The notable omissions - which were not accidental - in regard to withdrawal are the words "the" or "all" and the "June 5, 1967 lines" ... the resolution speaks of withdrawal from occupied territories without defining the extent of withdrawal. [This would encompass] less than a complete withdrawal of Israeli forces from occupied territory, inasmuch as Israel's prior frontiers had proved to be notably Insecure."(2)
So, with the world stage looking on, the Palestinian leader took the opportunity to once again lay claim to all the land the Arabs (not Palestinians) lost to Israel in the 1967 6-day war, including east Jerusalem. Abbas said, " It is time our people, after many decades of suffering and dispossessions, to enjoy living in freedom on their own land. The boundaries of a future Palestinian state should be those that existed before the 1967 war." This of course means east Jerusalem, the West Bank and Gaza.
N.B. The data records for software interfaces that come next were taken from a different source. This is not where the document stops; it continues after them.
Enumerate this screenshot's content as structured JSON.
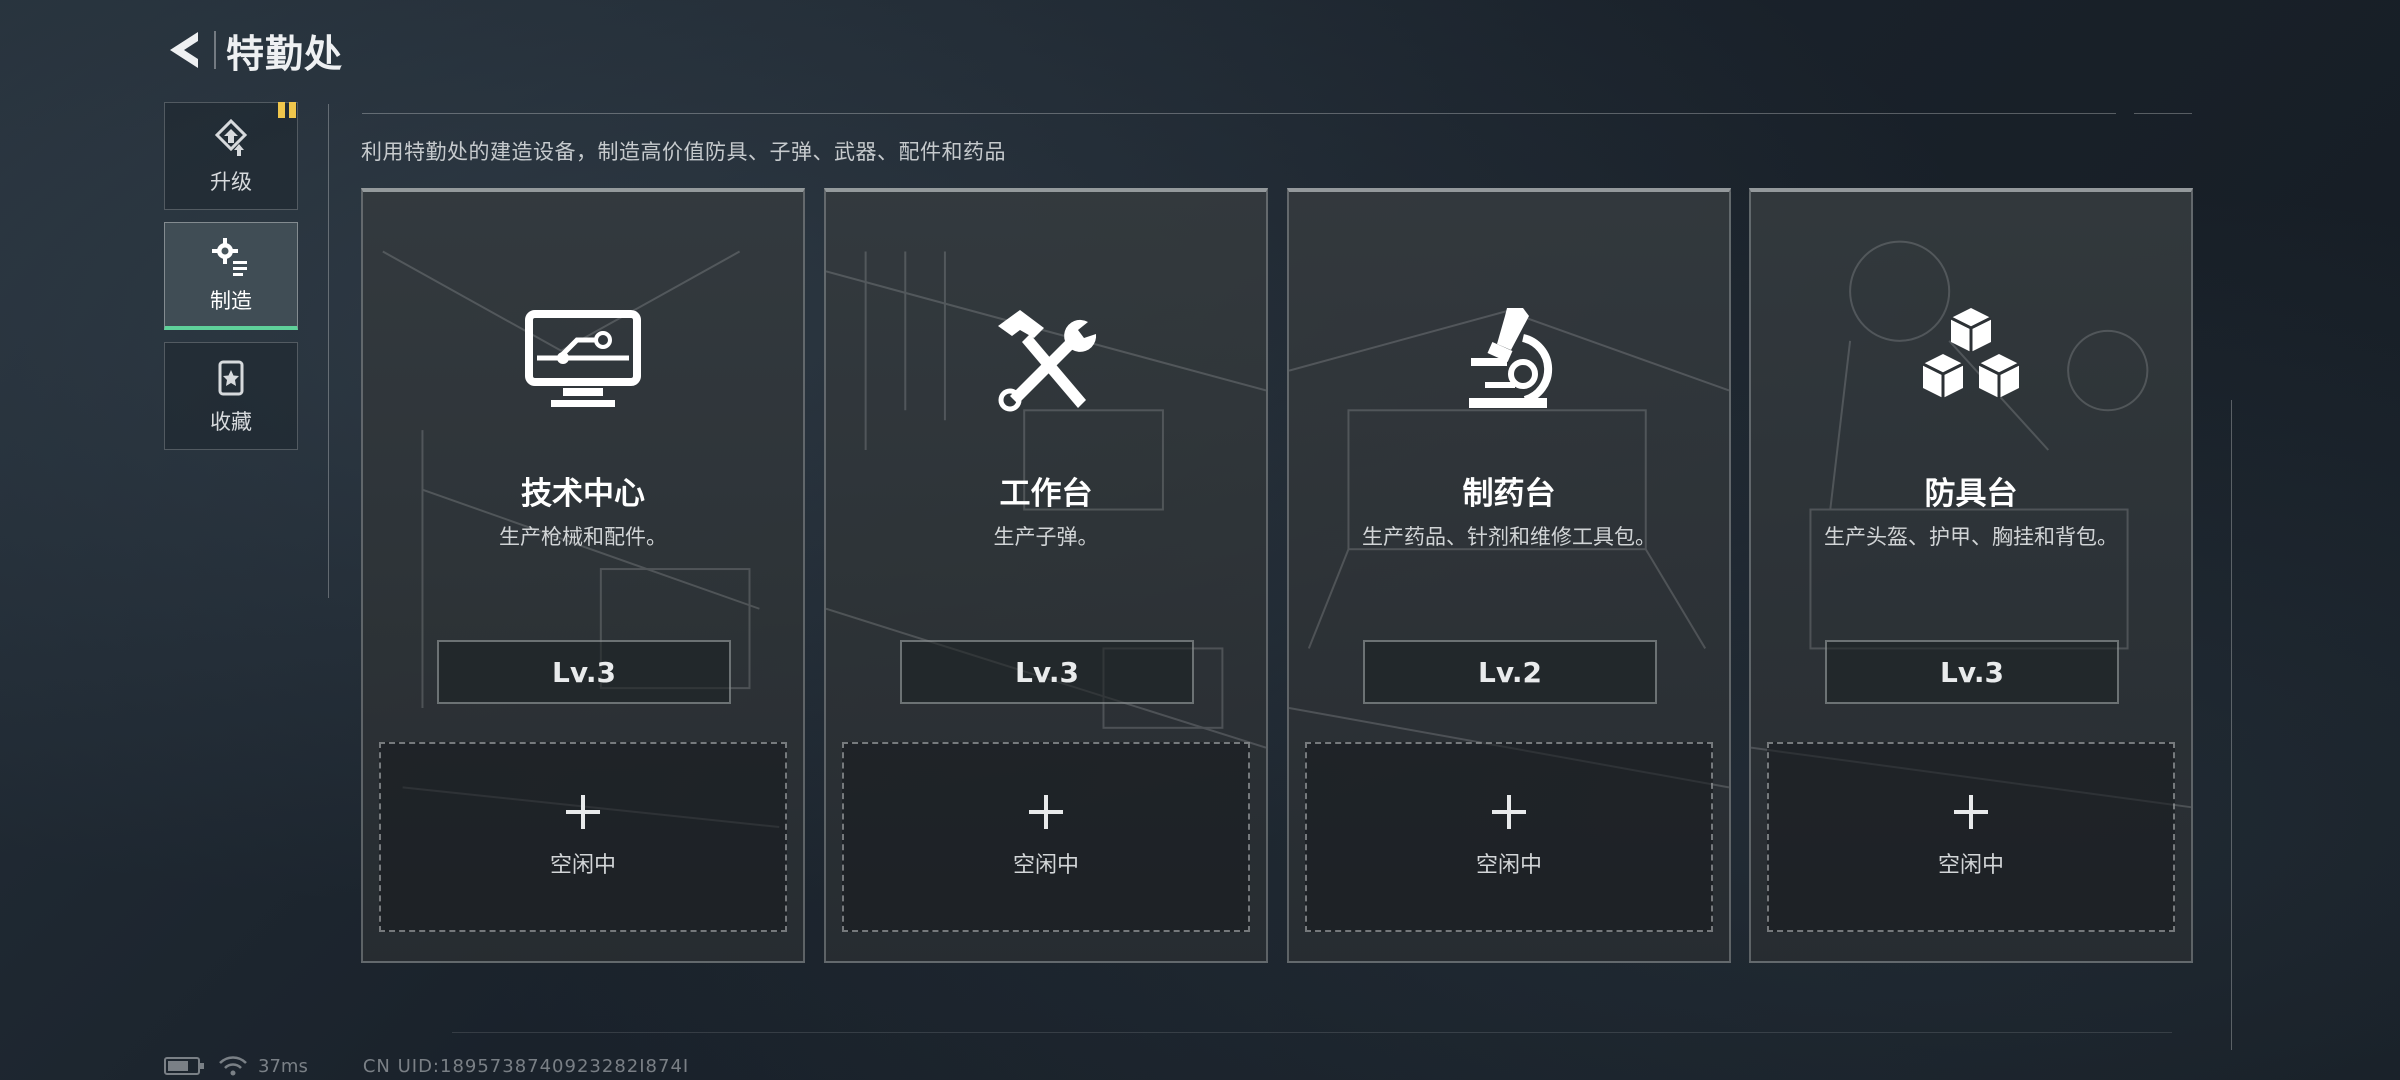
{
  "header": {
    "title": "特勤处"
  },
  "sidebar": {
    "items": [
      {
        "label": "升级",
        "icon": "upgrade-icon",
        "badge": true
      },
      {
        "label": "制造",
        "icon": "gear-icon",
        "active": true
      },
      {
        "label": "收藏",
        "icon": "collection-icon"
      }
    ]
  },
  "main": {
    "subtitle": "利用特勤处的建造设备，制造高价值防具、子弹、武器、配件和药品",
    "stations": [
      {
        "name": "技术中心",
        "desc": "生产枪械和配件。",
        "level": "Lv.3",
        "slot": "空闲中",
        "icon": "monitor-circuit-icon"
      },
      {
        "name": "工作台",
        "desc": "生产子弹。",
        "level": "Lv.3",
        "slot": "空闲中",
        "icon": "hammer-wrench-icon"
      },
      {
        "name": "制药台",
        "desc": "生产药品、针剂和维修工具包。",
        "level": "Lv.2",
        "slot": "空闲中",
        "icon": "microscope-icon"
      },
      {
        "name": "防具台",
        "desc": "生产头盔、护甲、胸挂和背包。",
        "level": "Lv.3",
        "slot": "空闲中",
        "icon": "cubes-icon"
      }
    ]
  },
  "status": {
    "ping": "37ms",
    "uid": "CN UID:1895738740923282I874I"
  },
  "colors": {
    "accent": "#5fd19a",
    "badge": "#f0c64c"
  }
}
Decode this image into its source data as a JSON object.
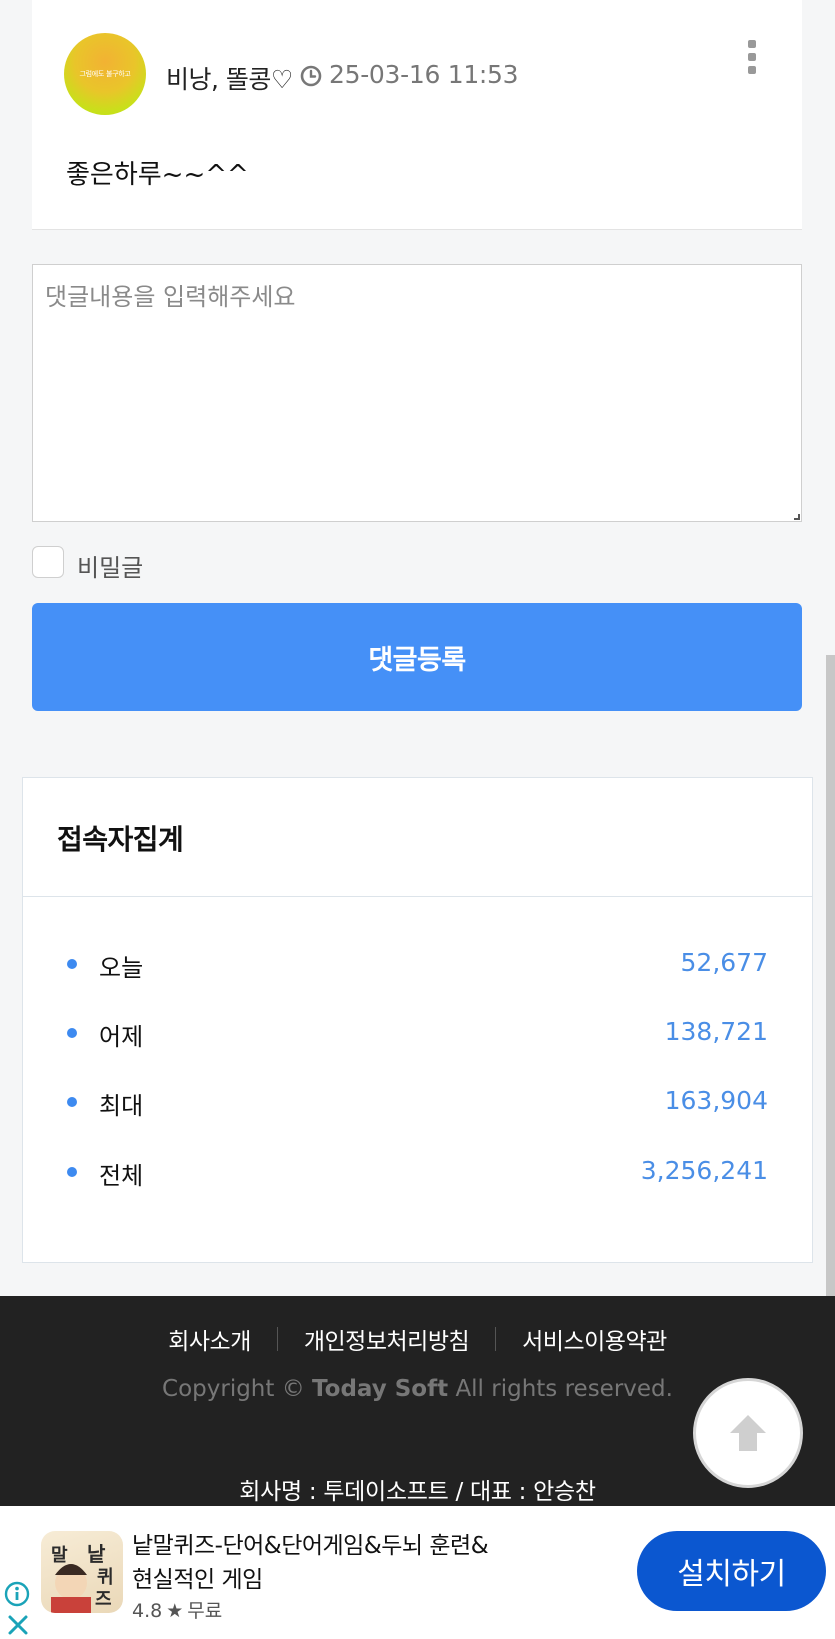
{
  "comment": {
    "avatar_text": "그럼에도 불구하고",
    "author": "비낭, 똘콩♡",
    "timestamp": "25-03-16 11:53",
    "body": "좋은하루~~^^"
  },
  "comment_form": {
    "placeholder": "댓글내용을 입력해주세요",
    "secret_label": "비밀글",
    "submit_label": "댓글등록"
  },
  "visitor_stats": {
    "title": "접속자집계",
    "rows": [
      {
        "label": "오늘",
        "value": "52,677"
      },
      {
        "label": "어제",
        "value": "138,721"
      },
      {
        "label": "최대",
        "value": "163,904"
      },
      {
        "label": "전체",
        "value": "3,256,241"
      }
    ]
  },
  "footer": {
    "links": [
      "회사소개",
      "개인정보처리방침",
      "서비스이용약관"
    ],
    "copyright_prefix": "Copyright ©",
    "copyright_brand": "Today Soft",
    "copyright_suffix": "All rights reserved.",
    "company_info": "회사명 : 투데이소프트 / 대표 : 안승찬"
  },
  "ad": {
    "app_icon_text": "낱말퀴즈",
    "title_line1": "낱말퀴즈-단어&단어게임&두뇌 훈련&",
    "title_line2": "현실적인 게임",
    "rating": "4.8",
    "price": "무료",
    "install_label": "설치하기"
  },
  "colors": {
    "accent": "#4590f7",
    "stat_value": "#4a8ee6",
    "footer_bg": "#222222",
    "install_button": "#0b57d0"
  }
}
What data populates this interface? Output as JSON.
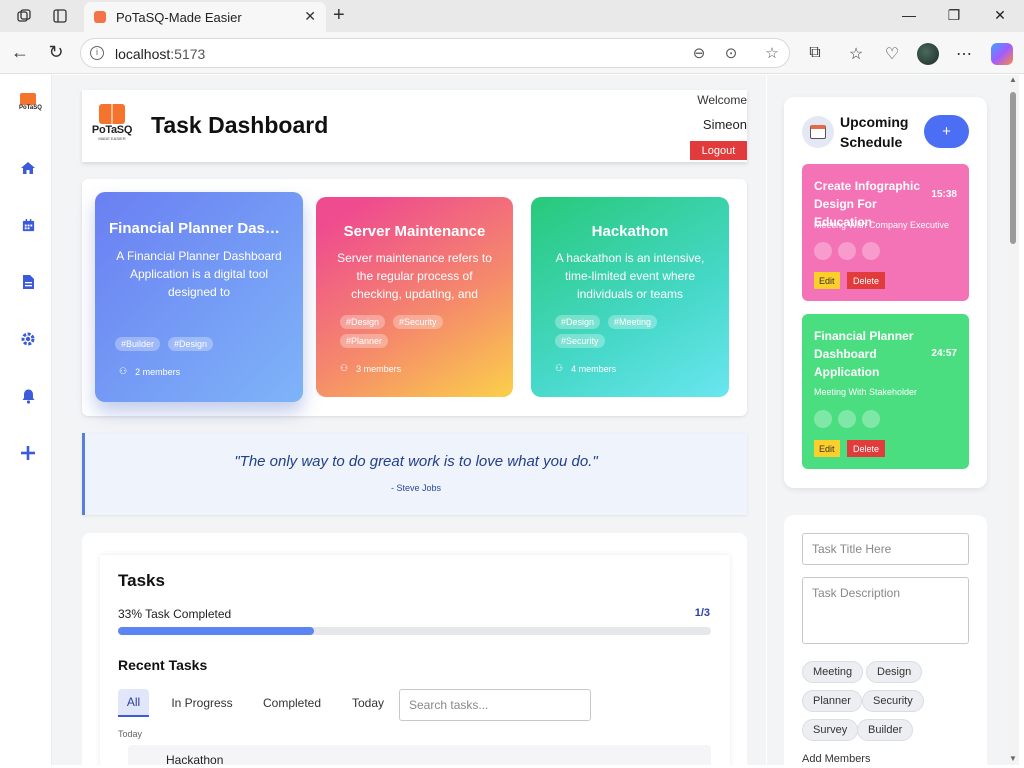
{
  "browser": {
    "tab_title": "PoTaSQ-Made Easier",
    "url_host": "localhost",
    "url_port": ":5173"
  },
  "header": {
    "logo_name": "PoTaSQ",
    "logo_tagline": "MADE EASIER",
    "title": "Task Dashboard",
    "welcome": "Welcome",
    "username": "Simeon",
    "logout_label": "Logout"
  },
  "projects": [
    {
      "title": "Financial Planner Dashboard Application",
      "description": "A Financial Planner Dashboard Application is a digital tool designed to",
      "tags": [
        "#Builder",
        "#Design"
      ],
      "members": "2 members"
    },
    {
      "title": "Server Maintenance",
      "description": "Server maintenance refers to the regular process of checking, updating, and",
      "tags": [
        "#Design",
        "#Security",
        "#Planner"
      ],
      "members": "3 members"
    },
    {
      "title": "Hackathon",
      "description": "A hackathon is an intensive, time-limited event where individuals or teams",
      "tags": [
        "#Design",
        "#Meeting",
        "#Security"
      ],
      "members": "4 members"
    }
  ],
  "quote": {
    "text": "\"The only way to do great work is to love what you do.\"",
    "author": "- Steve Jobs"
  },
  "tasks": {
    "title": "Tasks",
    "progress_label": "33% Task Completed",
    "progress_fraction": 0.33,
    "progress_count": "1/3",
    "recent_title": "Recent Tasks",
    "filters": [
      "All",
      "In Progress",
      "Completed",
      "Today"
    ],
    "active_filter": "All",
    "search_placeholder": "Search tasks...",
    "group_label": "Today",
    "rows": [
      {
        "title": "Hackathon"
      }
    ]
  },
  "schedule": {
    "title": "Upcoming Schedule",
    "add_label": "+",
    "items": [
      {
        "title": "Create Infographic Design For Education",
        "time": "15:38",
        "subtitle": "Meeting With Company Executive",
        "edit_label": "Edit",
        "delete_label": "Delete",
        "color": "#f472b6"
      },
      {
        "title": "Financial Planner Dashboard Application",
        "time": "24:57",
        "subtitle": "Meeting With Stakeholder",
        "edit_label": "Edit",
        "delete_label": "Delete",
        "color": "#4ade80"
      }
    ]
  },
  "task_form": {
    "title_placeholder": "Task Title Here",
    "description_placeholder": "Task Description",
    "tag_options": [
      "Meeting",
      "Design",
      "Planner",
      "Security",
      "Survey",
      "Builder"
    ],
    "add_members_label": "Add Members"
  },
  "sidebar": {
    "logo_name": "PoTaSQ",
    "icons": [
      "home-icon",
      "calendar-icon",
      "document-icon",
      "settings-icon",
      "bell-icon",
      "plus-icon"
    ]
  },
  "colors": {
    "accent": "#4c6ef5",
    "danger": "#e23b3b",
    "card1": "#6d8cf5",
    "card2": "#f24f8a",
    "card3": "#2bcf8a"
  }
}
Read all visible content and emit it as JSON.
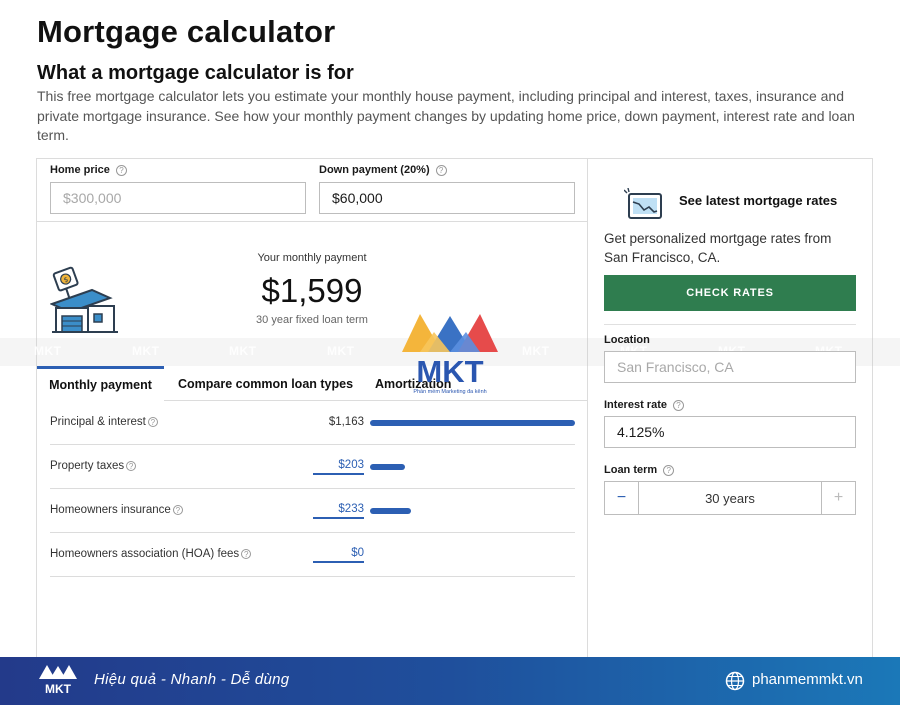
{
  "page": {
    "title": "Mortgage calculator",
    "subtitle": "What a mortgage calculator is for",
    "intro": "This free mortgage calculator lets you estimate your monthly house payment, including principal and interest, taxes, insurance and private mortgage insurance. See how your monthly payment changes by updating home price, down payment, interest rate and loan term."
  },
  "calculator": {
    "home_price": {
      "label": "Home price",
      "placeholder": "$300,000",
      "value": ""
    },
    "down_payment": {
      "label": "Down payment (20%)",
      "value": "$60,000"
    },
    "monthly": {
      "label": "Your monthly payment",
      "amount": "$1,599",
      "term_note": "30 year fixed loan term"
    },
    "tabs": [
      {
        "label": "Monthly payment",
        "active": true
      },
      {
        "label": "Compare common loan types",
        "active": false
      },
      {
        "label": "Amortization",
        "active": false
      }
    ],
    "breakdown": [
      {
        "label": "Principal & interest",
        "value": "$1,163",
        "editable": false,
        "share": 0.727
      },
      {
        "label": "Property taxes",
        "value": "$203",
        "editable": true,
        "share": 0.127
      },
      {
        "label": "Homeowners insurance",
        "value": "$233",
        "editable": true,
        "share": 0.146
      },
      {
        "label": "Homeowners association (HOA) fees",
        "value": "$0",
        "editable": true,
        "share": 0
      }
    ]
  },
  "rates_panel": {
    "title": "See latest mortgage rates",
    "description": "Get personalized mortgage rates from San Francisco, CA.",
    "cta": "CHECK RATES",
    "location": {
      "label": "Location",
      "placeholder": "San Francisco, CA"
    },
    "interest_rate": {
      "label": "Interest rate",
      "value": "4.125%"
    },
    "loan_term": {
      "label": "Loan term",
      "value": "30 years",
      "minus": "−",
      "plus": "+"
    }
  },
  "watermark": {
    "brand": "MKT",
    "tagline": "Phần mềm Marketing đa kênh"
  },
  "footer": {
    "tagline": "Hiệu quả - Nhanh - Dễ dùng",
    "site": "phanmemmkt.vn"
  },
  "colors": {
    "accent_blue": "#2c5fb3",
    "cta_green": "#2f7d4f",
    "footer_start": "#233a8a",
    "footer_end": "#1b78b8"
  },
  "icons": [
    "house-dollar-icon",
    "rates-chart-icon",
    "help-icon",
    "globe-icon",
    "mkt-logo-icon"
  ]
}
Of course as I have previously pointed out, this is contrary to established international law. Did President Bush use this as an opportunity to clarify the truth? No, rather he said, "Israel needed Palestinian consent to retain land the Arabs lost 38 years ago." Mr. Bush further exacerbated this discussion of territorial integrity by with holding previous support he gave PM Sharon. Let us remember that last year President Bush indicated to a visiting Ariel Sharon that Israel could retain large settlements on the West Bank near Jerusalem.
Understandably Israeli officials became alarmed with what was being said in Washington D.C. on May 27; not to worry, a senior administration official (who refused to be identified) said that President Bush stood by past statements supporting claims to the settlements. Am I the only one confused at this point?
Finally, the confusion reaches an all time high when the discussion of borders is provided. Mr. Bush said explicitly that "any final status agreement must be reached between the two parties, and changes to the 1949 armistice lines must be mutually agreed to." This statement was aimed at assuaging Palestinian concern over his letter to Sharon last year, in which he stated that "in light of new realities on the ground, including already existing major Israeli population centers, it is unrealistic to expect that the outcome of final status negotiations will be a full and complete return to the armistice lines of 1949." So Mr. President what is it? You have now publicly introduced the notion of the 1949 armistice lines as the bargaining point of departure. This comment is now "on the table". I guarantee that the PA will use this statement as the basis for negotiation. Mind you, Mr. Bush did not clarify the difference between armistice lines and borders. Nor did he offer historical context, as did Lord Caradon with respect to the artificial nature of these lines. Nor did Mr. Bush say that consistent with the agreed upon international legal UN 242, all of these lands are subject to negotiation and both parties, Israel and the PA have rights to these disputed territories. This is the truth.
I predict that we will see, in the media, yet another distortion. It will read something like this: "President Bush says that Israel must now retreat back to the 1949 borders and thus evacuate all of the West Bank." Note the use of one word, "borders". Although Mr. Bush did not actually use the word border, remember he used boundaries, nonetheless, the PA spokes people will make a one-word change that gives tacit approval for future discussions. The new mantra will be, "The 1949 border or nothing at all."
Yes, words do have meaning and unless we are clear, unless we hold people accountable to their proper use, the lives of millions of people are at stake. President Bush, have you so soon forgotten the impact of the Newsweek story?
1. Israel Ministry of Foreign Affairs, "UN Security Council Resolution 242," IMFA website.
2. "What was UN 242," reported on Palestine Facts website.
3. Eldar,Akiva et al "US: Our Position towards Israel is unchanged," Haaretz, May 28, 2005.